But these trails of lanterns, no matter where they led her, came with the cost of having to pass through the great multitudes of gazers. Having them bear their insipid eyes on her, whisper amongst themselves, who is that lone girl? What is she doing, where is she going? Is she alone? Is she looking for someone? The chatter was infuriating; they weren’t even paying attention to the sky anymore. She fought the urge to turn upon them and yell that the spectacle was not the sky nor herself, but themselves. But she walked on, alone.

Out of the corner of his eye she saw him, settled quite comfortably on a miniature settee. Their eyes met, only briefly, and for a moment she was certain that he would approach her, speak to her, show any sign of association towards her, but in the next his attention was turned towards the gentlewoman to the left of him, and he didn’t look at her again.

Almost out, she could see her little exit right at the horizon, but suddenly a high-pitched voice called out: “Look! Over there!”

A meteor streaked across the midnight sky, soon followed by another, in an opposite direction. The people chattered in admiration and Dalia quickly went towards the—

“Dalia, wait—”

Instinctively, she ran, as fast as her feet could take her, across the streets and out of town, far from what lay behind. There was no need for any more spectacles. She had experienced enough. But, another phantom, another ghost from the past, when could she ever escape from them? She ran through the rabbit hole of blackness, eager for whatever nonsense and absence lay ahead.

The drum of her heart quelled to a soft rumble as she reached the oasis and her energy gave out. To see the same sights, the same sky and trees and still waters, stretching to the star-struck horizon, felt like a dream, and for a moment she had no doubt that it was. Memories of her gold childhood, days spent wandering through the landscape, running from chain and bondage off to new and uncharted lands—all so far off, all so farfetched; they had all but drifted off with the wind, with everything else.

And it had, once again, settled deep into the fissures of her heart, effused through the pores of her mind and whispered rhapsodies deep and whimsical into her spirit. Loneliness, her so dreaded and inextricable partner, returned with neither fanfare nor silence, while Dalia reposed absently with the stars and the sighs. It trailed through the air, traced the pin pricks of light and beckoned down towards the waves with a resounding crash and recoil. It breathed right into her face, incrusted her with sloth and fantasy, and beheld the great masterpiece of deception and dream before ebbing into the horizon.

And it was so amazing, if only you could have seen it! Dozens and dozens, coming all at once, like the heavens were exploding before our eyes!—and then, out of nowhere—

“Dalia, are you listening?”

She turned to see Nastia staring exasperatedly at her. “Were you listening to me at all?”

“Oh, of course I was.”

“Well, I’m sure the Tituses are in a fit right now, what with all the damages and reparations.

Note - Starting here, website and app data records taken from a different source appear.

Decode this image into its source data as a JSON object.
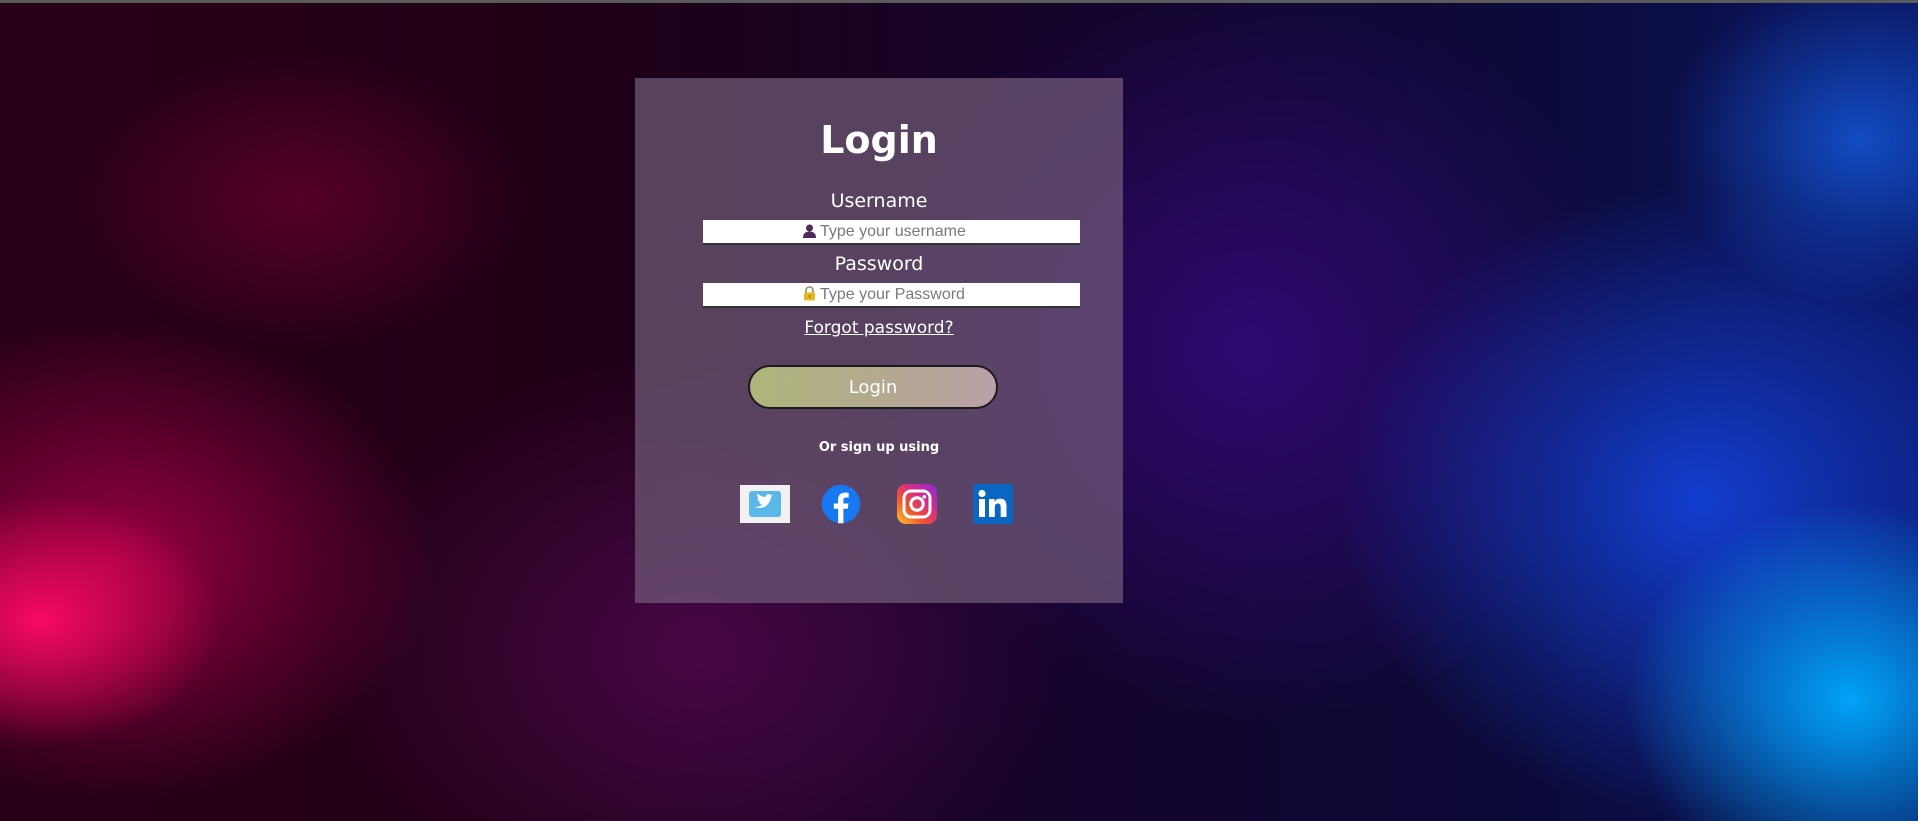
{
  "page": {
    "title": "Login"
  },
  "form": {
    "username_label": "Username",
    "username_placeholder": "Type your username",
    "username_icon": "user-icon",
    "password_label": "Password",
    "password_placeholder": "Type your Password",
    "password_icon": "lock-icon",
    "forgot_label": "Forgot password?",
    "login_label": "Login",
    "signup_text": "Or sign up using"
  },
  "social": [
    {
      "name": "twitter",
      "icon": "twitter-icon"
    },
    {
      "name": "facebook",
      "icon": "facebook-icon"
    },
    {
      "name": "instagram",
      "icon": "instagram-icon"
    },
    {
      "name": "linkedin",
      "icon": "linkedin-icon"
    }
  ],
  "colors": {
    "card_background": "#705c78",
    "button_gradient_start": "#aeb57a",
    "button_gradient_end": "#bba0a8",
    "facebook_blue": "#1877f2",
    "linkedin_blue": "#0a66c2",
    "twitter_blue": "#1da1f2"
  }
}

But that was definitely the most spectacular meteor to fall that night.”

“Whatever you say, Nastia.”

And off they went, following the starlit lamps down the emptying streets of Arcades, with the symphony of night still playing behind them.

A person in a dress extends a hand toward spindly trees. The entire composition is in watercolor.